In China, it is legal to eat cats and dogs. Even so, ordinary people reacted with alarm this week as news broke of a Chinese man caught with 500 cats, crowded into tiny cages, which he intended to sell to restaurants.
The man had used sparrows and caged birds to lure both stray cats and domestic ones in the city of Jiujiang in southern Jiangsu province.
Many of the cats were found in cages in the back of a small truck, some near-death and mewing faintly in the heat, while others were recovered in a hut near a highway, cooled only by a ceiling fan. The man usually sold the cats for about 30 yuan ($4.40) each, the report said, citing a local policeman.
The man, identified only as Sun, was arrested Sunday after another man complained to police that someone had been stealing his pets, including a mother nursing five kittens. Police said that if no owners came forward, they would just release the 500 cats, the report said.
More than 10 million dogs and about four million cats are killed every year across China for their meat, activists say, a practice that comes under the spotlight every year with the annual dog meat and lychee festival in the Chinese city of Yulin. Activists say thousands of dogs and cats are “brutally bludgeoned to death,” at the festival, which begins on the summer solstice of June 21 and lasts 10 days.
Animals Asia said investigations carried out in 2016 and 2017 found that two branches of Carrefour in the Chinese city of Xuzhou were openly selling dog meat products.
But its investigators said the stores contained numerous dog meat products, such as “turtle-juiced dog meat,” which costs 136 RMB ($20) for 900 g (2 pounds).
Last month, Humane Society International (HSI) and other groups said dog meat sales had been unofficially banned at the Yulin festival this year, after widespread negative publicity and complaints from animal lovers in China and abroad — although authorities denied such a ban is in place.

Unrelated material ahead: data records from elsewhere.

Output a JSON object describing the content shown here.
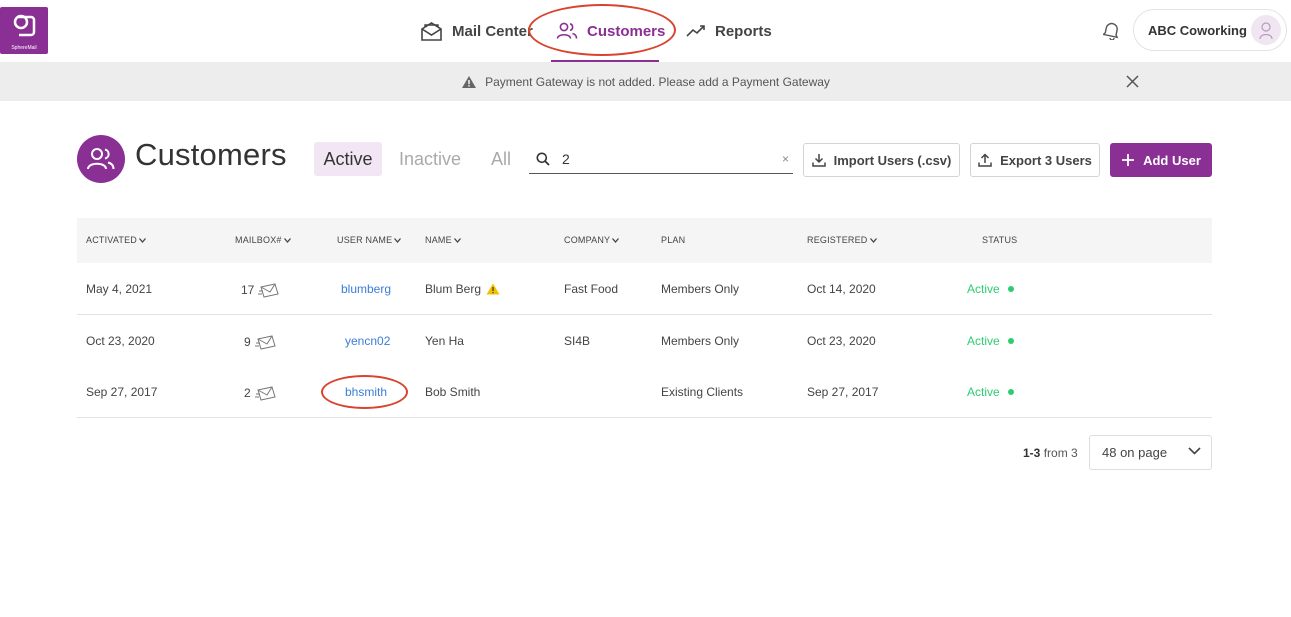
{
  "app": {
    "logo_text": "SphereMail",
    "brand_color": "#8a2f94",
    "annotation_color": "#d9442e"
  },
  "nav": {
    "items": [
      {
        "label": "Mail Center",
        "icon": "mail-icon"
      },
      {
        "label": "Customers",
        "icon": "users-icon",
        "active": true
      },
      {
        "label": "Reports",
        "icon": "chart-line-icon"
      }
    ]
  },
  "account": {
    "name": "ABC Coworking",
    "icon": "bell-icon"
  },
  "banner": {
    "text": "Payment Gateway is not added. Please add a  Payment Gateway",
    "icon": "warning-icon"
  },
  "page": {
    "title": "Customers",
    "filters": [
      "Active",
      "Inactive",
      "All"
    ],
    "active_filter": "Active",
    "search_value": "2",
    "search_clear": "×",
    "import_label": "Import Users (.csv)",
    "export_label": "Export 3 Users",
    "add_label": "Add User"
  },
  "table": {
    "columns": [
      "ACTIVATED",
      "MAILBOX#",
      "USER NAME",
      "NAME",
      "COMPANY",
      "PLAN",
      "REGISTERED",
      "STATUS"
    ],
    "rows": [
      {
        "activated": "May 4, 2021",
        "mailbox": "17",
        "username": "blumberg",
        "name": "Blum Berg",
        "name_warning": true,
        "company": "Fast Food",
        "plan": "Members Only",
        "registered": "Oct 14, 2020",
        "status": "Active"
      },
      {
        "activated": "Oct 23, 2020",
        "mailbox": "9",
        "username": "yencn02",
        "name": "Yen Ha",
        "company": "SI4B",
        "plan": "Members Only",
        "registered": "Oct 23, 2020",
        "status": "Active"
      },
      {
        "activated": "Sep 27, 2017",
        "mailbox": "2",
        "username": "bhsmith",
        "name": "Bob Smith",
        "company": "",
        "plan": "Existing Clients",
        "registered": "Sep 27, 2017",
        "status": "Active"
      }
    ]
  },
  "pagination": {
    "range": "1-3",
    "from_text": "from 3",
    "page_size": "48 on page"
  }
}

On Tuesday, HSI welcomed a survey conducted by Chinese charities and local government researchers that found that 13 percent of Yulin residents never eat dog meat, and a further 59 percent eat it rarely, or only half a dozen times a year.